As summer festivals release their lineups, some stacked to the brim, others leaving its following in slight disappointment and reminiscence of previous years, trends surface. Music festivals are a different dimension when compared to concerts or clubs, and lineups definitely reflect the contrast. This year, seasoned artists that are used to playing festivals appear en masse, overcrowding and pushing novices away. Festival curators, working hard with established artists, overlook the exploding underground scene, perhaps on purpose as many new artists would not bring as big a crowd, and in the end (or beginning), festivals are a business. Another reason for seeing the same people each year is the contending representations of each culture, festivals said to limit the freedom of artists to popular selections. These conflicting views are broken at an individual level, and there aren't many talented artists that stay true to their craft even when looked upon by tens and hundred fold of the audience present at venue/club shows.
Some of these devoted artists we would like to see more are:
Datsik – Ninja Nation Tour covering most of the US, ends about mid-April, and we are still left in the dark on Datsik’s plans for the summer. The only festival to announce Datsik and his clone, Excision is EDC Mexico, and while I have no doubt in my mind that Shambhala will pick up Excision this year as well, I’m not too sure about Datsik. On his Ninja Nation Tour, he brings heavyweight names such as Trolley Snatcha, Barely Alive, ETC!ETC! and many others with him around US on an unofficial dubstep caravan with Down 4 My Ninjas EP blasting through the speakers. Hopefully the tour ends with such an immense bang that will create a domino effect of dub and will put in motion awesome music, be it released on interwebs, in physical format at festivals, or on a new tour.
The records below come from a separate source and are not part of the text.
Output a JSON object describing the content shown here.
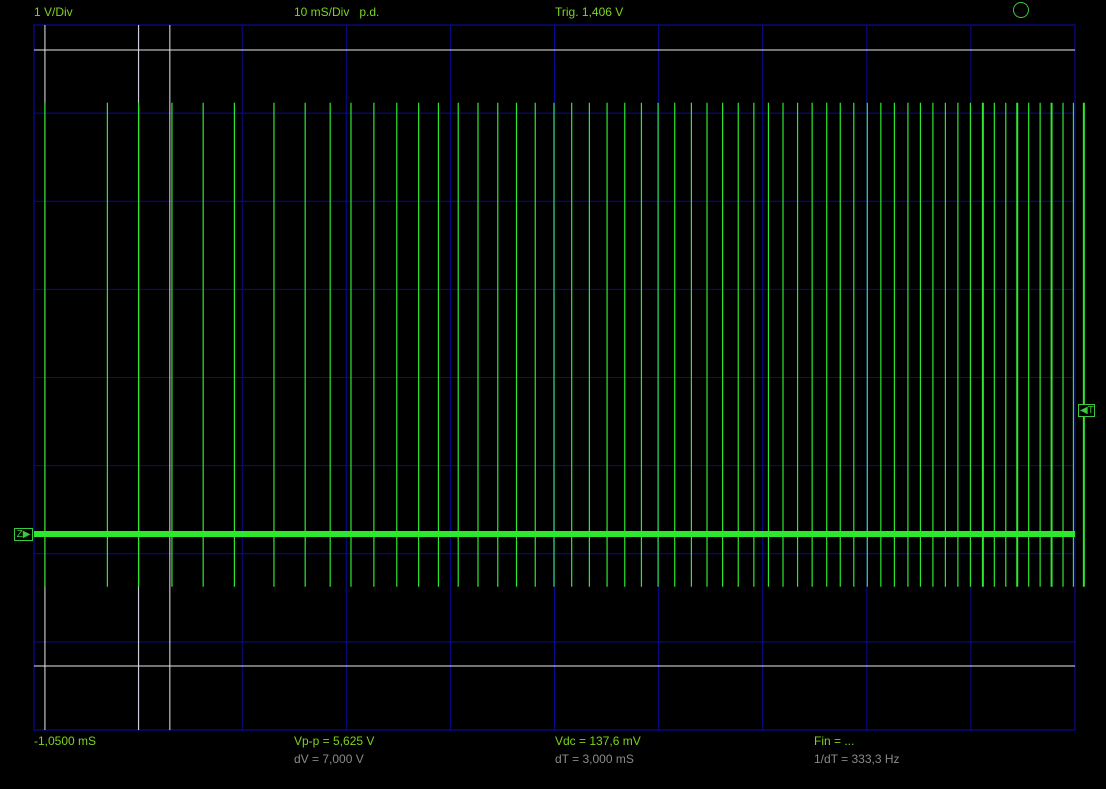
{
  "header": {
    "volts_per_div": "1 V/Div",
    "time_per_div": "10 mS/Div   p.d.",
    "trigger": "Trig. 1,406 V",
    "status_icon": "circle-icon"
  },
  "markers": {
    "trigger_marker": "T",
    "ground_marker": "Z"
  },
  "readouts": {
    "time_offset": "-1,0500 mS",
    "vpp": "Vp-p = 5,625 V",
    "dv": "dV = 7,000 V",
    "vdc": "Vdc = 137,6 mV",
    "dt": "dT = 3,000 mS",
    "fin": "Fin = ...",
    "inv_dt": "1/dT = 333,3 Hz"
  },
  "colors": {
    "background": "#000000",
    "grid": "#0a0a96",
    "trace": "#2ee82e",
    "cursor": "#e8e8e8",
    "label_green": "#7dd320",
    "label_gray": "#8a8a8a"
  },
  "scope_data": {
    "cursors_time_ms": [
      0,
      9.0,
      12.0
    ],
    "cursors_volts": [
      5.5,
      -1.5
    ],
    "baseline_volts": 0.0,
    "pulse_high_volts": 4.9,
    "pulse_low_volts": -0.6,
    "pulse_times_ms": [
      0,
      6.0,
      9.0,
      12.2,
      15.2,
      18.2,
      22.0,
      25.0,
      27.4,
      29.4,
      31.6,
      33.8,
      35.9,
      37.8,
      39.7,
      41.6,
      43.5,
      45.3,
      47.1,
      48.9,
      50.6,
      52.3,
      54.0,
      55.7,
      57.3,
      58.9,
      60.5,
      62.1,
      63.6,
      65.1,
      66.6,
      68.1,
      69.5,
      70.9,
      72.3,
      73.7,
      75.1,
      76.4,
      77.7,
      79.0,
      80.3,
      81.6,
      82.9,
      84.1,
      85.3,
      86.5,
      87.7,
      88.9,
      90.1,
      91.2,
      92.3,
      93.4,
      94.5,
      95.6,
      96.7,
      97.8,
      98.8,
      99.8
    ]
  }
}
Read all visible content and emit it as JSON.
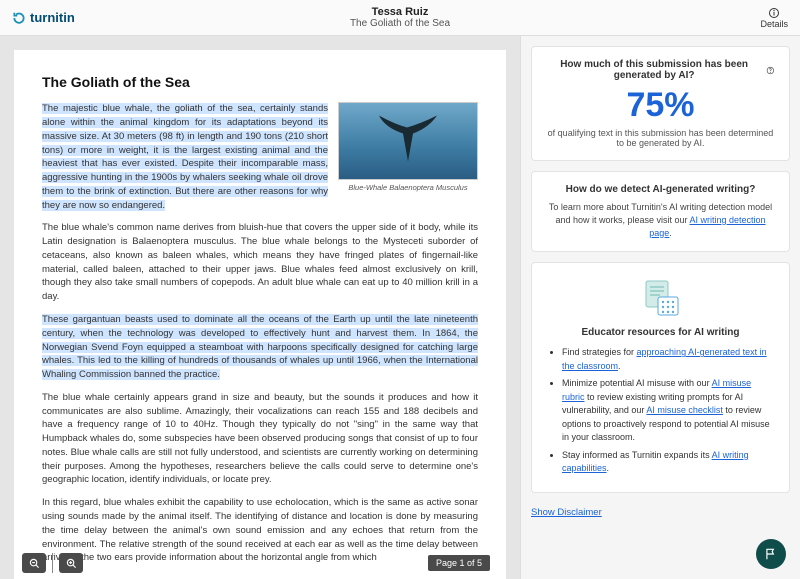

Falcons – Jersey is growing at a pretty constant rate right now, and seeing Trippy Turtle breaking through and getting booked by Ultra and Wakarusa, it makes me wonder why aren't there more jersey club artists on this year’s lineups. I saw Falcons once at a medium-small venue and he made the place so sexy and active, overflowing with energy and chopped samples. In a festival setting, he would bring the crowd to a dangerously fast breathing, activating every muscle in his fan’s bodies, so I’m going to assume that’s the reason he doesn't appear on fest posters, and suggest that booking agents take a risk.
3. G Jones
G Jones – Greg is growing up so fast, in a professional sense of course, that I’m quite certain his name will printed in large letters as a headliner for Ultra or other huge show quite soon. Coming from a tour with Minnesota and some headlining shows around United States last year, G Jones just dropped a mixtape full of unreleased tracks in prediction of an even larger year. An upgrade from last year was already announced not too long ago, Jones being invited by Bassnectar to the first of his 3-day run at Red Rocks. Not officially considered a festival, it’s certainly something people travel the US for, much different than New Years Eve 360, where G Jones opened for Tipper and Bassnectar.
2. Mr. Carmack
Mr. Carmack – It’s no exaggeration when claiming that the cult of Mr. Carmack lives strong and continues to grow. He created a whole new way of looking at the slowly degenerating art of trap and bass in general. His minimalist yet massive style got him to a few festivals last year, such as Hard Summer, EDC Las Vegas and Dour Festival in Belgium. This year only Buku Music and Arts Festival tapped into the experimental and booked him along with a plethora of other styles and talent. While Mr. Carmack’s mixing skills pale in comparison to his production skills, true fans, myself included, would travel far and pay big to even listen to him put an ipod filled with unreleased content on shuffle.
1. Pretty Lights
Pretty Lights – After a huge 2014 from the Colorado native, with a Grammy nomination for A Color Map of the Sun, fastest Red Rocks sellout shows, and headlining every other festival, not much is heard from Derek nowadays (aside from his CU/CO inspired clothing line). If Pretty Lights locked himself in the studio and is preparing fresh sounds for 2015, that’s okay with me, but his brand and technique will definitely be missed, as only Euphoria can brag with having the PL logo on their posters. It is early to tell, but staple festivals that already have announced their lineups in one round, will definitely feel the gap left by PL from previous years.
Written by Florin C